Nevertheless, some suppliers, especially batteries, manage to keep prices relatively constant. This is the case of CATL, which supplies LFP (lithium-iron-phosphate) batteries for Volvo and Tesla, and whose price fluctuates around $131 per kWh. A price that is still high for the Swedish manufacturer, which hopes to bring this cost down to less than $100 per kWh by 2025.
Volume to reduce costs?
According to Jim Rowan, “small models will help reduce the price of electric vehicles”. Manufacturers will therefore probably have to compensate for the lower margins on the lower segments by more volume. For the moment, Volvo is showing us mainly very large and above all very expensive models, like the new Volvo EX90. The future EX60 should be of the same ilk. It will probably be necessary to wait for the EX30 to find more “reasonable” prices, this model probably sharing its underside with the Smart #1, the two manufacturers being under the bosom of the Chinese Geely.
For now, government aid is somehow putting the electric car market on life support, and that certainly can’t last. “A company cannot rely on government subsidies to succeed”, said Jim Rowan. However, incentives will allow the EX90 to cost less in the United States (where the electric SUV is manufactured) thanks to the famous American auto bonus put in place by Joe Biden for the sake of protectionism.
On the other hand, other leaders do not necessarily see this parity arriving any time soon. This is particularly the case of Luca de Meo, the boss of Renault, who declared at the Paris Motor Show that he did not see this parity approaching. “I can offer better battery chemistry and power handling, but those gains would be wiped out if the price of cobalt doubled in just six months”.
For his part, Carlos Tavares, the boss of Stellantis and not always tender with the electric car, wants to be a little more “reassuring”. “In our forecasts, in 2026, electric vehicles will be cheaper than their versions equipped with a thermal block”he recently told franceinfo.

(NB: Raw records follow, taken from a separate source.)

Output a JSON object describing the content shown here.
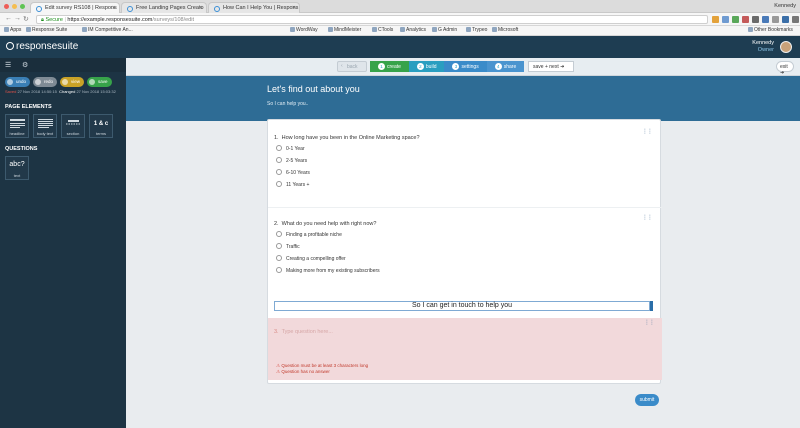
{
  "browser": {
    "tabs": [
      {
        "label": "Edit survey RS108 | Respons"
      },
      {
        "label": "Free Landing Pages Creato"
      },
      {
        "label": "How Can I Help You | Respons"
      }
    ],
    "profile": "Kennedy",
    "secure_label": "Secure",
    "url_host": "https://example.responsesuite.com",
    "url_path": "/surveys/108/edit",
    "bookmarks": [
      "Apps",
      "Response Suite",
      "IM Competitive An...",
      "WordWay",
      "MindMeister",
      "CTools",
      "Analytics",
      "G Admin",
      "Trypeo",
      "Microsoft",
      "Other Bookmarks"
    ]
  },
  "app": {
    "logo": "responsesuite",
    "user_name": "Kennedy",
    "user_role": "Owner"
  },
  "sidebar": {
    "pills": [
      {
        "label": "undo",
        "color": "#3a7fb5"
      },
      {
        "label": "redo",
        "color": "#7f8b95"
      },
      {
        "label": "view",
        "color": "#c9a227"
      },
      {
        "label": "save",
        "color": "#37a34a"
      }
    ],
    "saved_label": "Saved",
    "saved_time": "27 Nov 2018 14:50:15",
    "changed_label": "Changed",
    "changed_time": "27 Nov 2018 15:03:32",
    "page_elements_title": "PAGE ELEMENTS",
    "page_elements": [
      {
        "label": "headline"
      },
      {
        "label": "body text"
      },
      {
        "label": "section"
      },
      {
        "label": "terms",
        "glyph": "1 & c"
      }
    ],
    "questions_title": "QUESTIONS",
    "question_tiles": [
      {
        "label": "text",
        "glyph": "abc?"
      }
    ]
  },
  "stepbar": {
    "back": "back",
    "steps": [
      {
        "num": "1",
        "label": "create",
        "color": "#37a34a"
      },
      {
        "num": "2",
        "label": "build",
        "color": "#2a9ec0"
      },
      {
        "num": "3",
        "label": "settings",
        "color": "#3a8bc9"
      },
      {
        "num": "4",
        "label": "share",
        "color": "#4a94cf"
      }
    ],
    "save_next": "save + next",
    "exit": "exit"
  },
  "page": {
    "title": "Let's find out about you",
    "subtitle": "So I can help you..",
    "questions": [
      {
        "number": "1.",
        "text": "How long have you been in the Online Marketing space?",
        "options": [
          "0-1 Year",
          "2-5 Years",
          "6-10 Years",
          "11 Years +"
        ]
      },
      {
        "number": "2.",
        "text": "What do you need help with right now?",
        "options": [
          "Finding a profitable niche",
          "Traffic",
          "Creating a compelling offer",
          "Making more from my existing subscribers"
        ]
      }
    ],
    "textbox_value": "So I can get in touch to help you",
    "new_question": {
      "number": "3.",
      "placeholder": "Type question here...",
      "errors": [
        "Question must be at least 3 characters long",
        "Question has no answer"
      ]
    },
    "submit": "submit"
  }
}
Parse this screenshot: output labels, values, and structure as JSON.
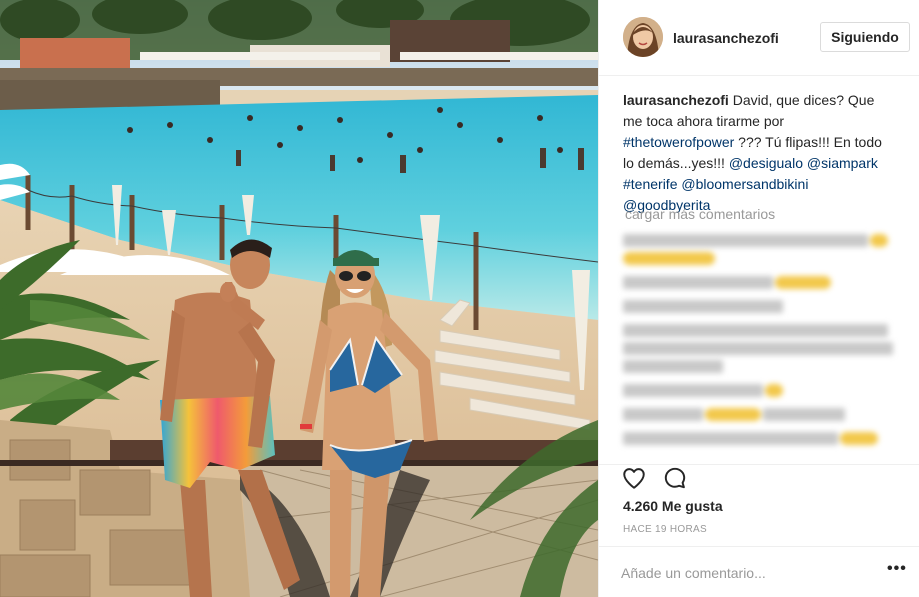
{
  "post": {
    "username": "laurasanchezofi",
    "follow_label": "Siguiendo",
    "caption": {
      "username": "laurasanchezofi",
      "text_1": " David, que dices? Que me toca ahora tirarme por ",
      "tag_1": "#thetowerofpower",
      "text_2": " ??? Tú flipas!!! En todo lo demás...yes!!! ",
      "tag_2": "@desigualo",
      "tag_3": "@siampark",
      "tag_4": "#tenerife",
      "tag_5": "@bloomersandbikini",
      "tag_6": "@goodbyerita"
    },
    "load_more_label": "cargar más comentarios",
    "likes_label": "4.260 Me gusta",
    "time_label": "HACE 19 HORAS",
    "comment_placeholder": "Añade un comentario...",
    "more_label": "•••"
  },
  "icons": {
    "like": "heart-outline-icon",
    "comment": "speech-bubble-icon",
    "more": "ellipsis-icon"
  },
  "colors": {
    "link": "#003569",
    "muted": "#999999",
    "text": "#262626"
  }
}
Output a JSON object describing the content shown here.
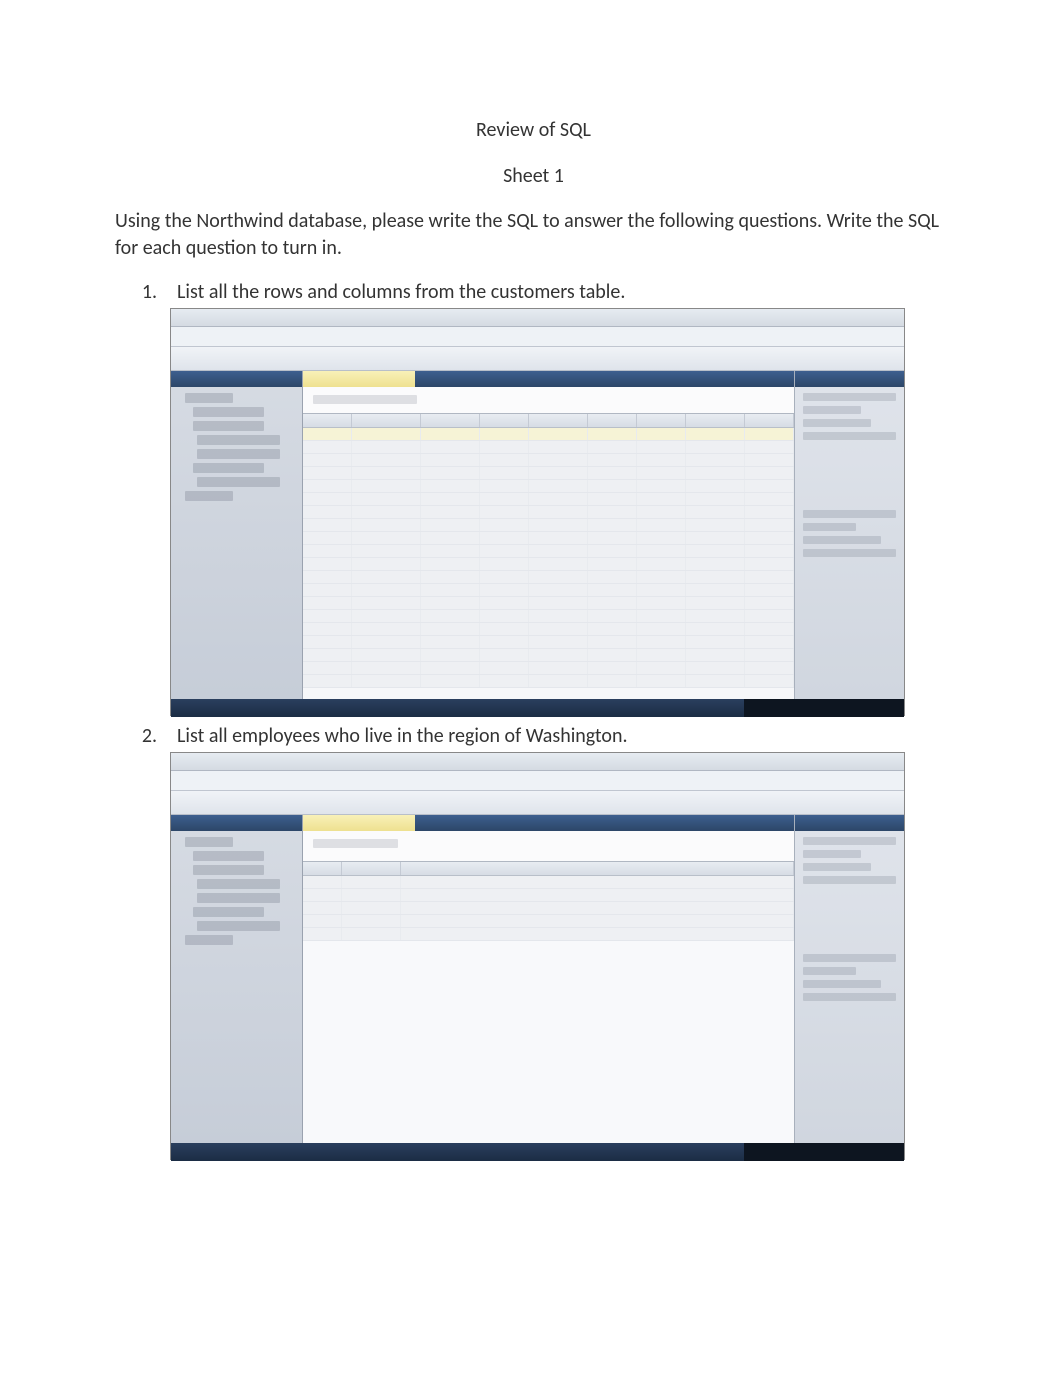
{
  "title": "Review of SQL",
  "subtitle": "Sheet 1",
  "intro": "Using the Northwind database, please write the SQL to answer the following questions.  Write the SQL for each question to turn in.",
  "questions": [
    {
      "num": "1.",
      "text": "List all the rows and columns from the customers table."
    },
    {
      "num": "2.",
      "text": "List all employees who live in the region of Washington."
    }
  ]
}
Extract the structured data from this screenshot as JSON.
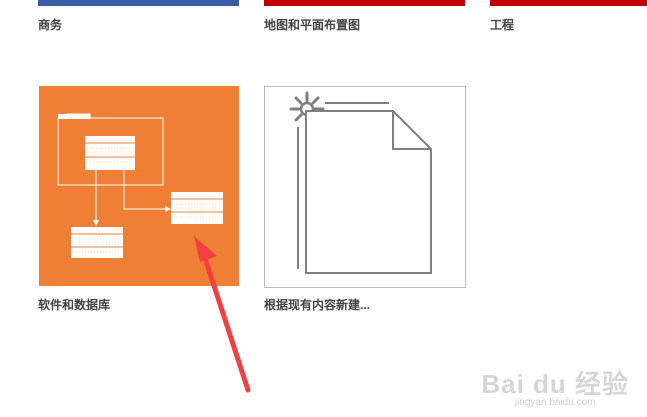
{
  "categories": [
    {
      "label": "商务",
      "color": "#3b5ba5"
    },
    {
      "label": "地图和平面布置图",
      "color": "#c00000"
    },
    {
      "label": "工程",
      "color": "#c00000"
    }
  ],
  "templates": [
    {
      "label": "软件和数据库",
      "color": "#ef7f34"
    },
    {
      "label": "根据现有内容新建..."
    }
  ],
  "watermark": {
    "brand": "Bai du 经验",
    "url": "jingyan.baidu.com"
  },
  "annotation": {
    "arrow_color": "#f04040"
  }
}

“In 2026, according to our forecasts, we will have an equality of the cost structure of the two technologies”. Carlos Tavares explains that “the electric Peugeot 208” is sold “around 30,000 euros”. He estimates that in four years, “an equivalent thermal car will be slightly above 20,000 euros”.
Carlos Tavares also believes that the “price of electric vehicles is highly exposed to the price of raw materials” and “the price of raw materials is a very important part of the cost structure of batteries”. “What we can also anticipate is that depending on the strong fluctuations in the price of raw materials, the price of electric vehicles will also be volatile, much more than the price of thermal vehicles today”.
The magic of financing?
If you carefully follow our section dedicated to deciphering financing offers for electric cars, you have no doubt noticed that some offers are also, or even more advantageous compared to a thermal equivalence. Why ? For the simple and good reason that, under infusion of the ecological bonus, the contribution is immediately reduced to a trickle because absorbed by the bonusthereby reducing monthly payments.
In addition, the second-hand electric car market is expected to gain further momentum over the next three to four years, residual values (value defined by taking into account the purchase price of the vehicle from which the amount of the rents paid by the lessee throughout the duration of the lease, which corresponds to the value of the car at the end of the lease contract) are high and make it possible to keep rents fairly low.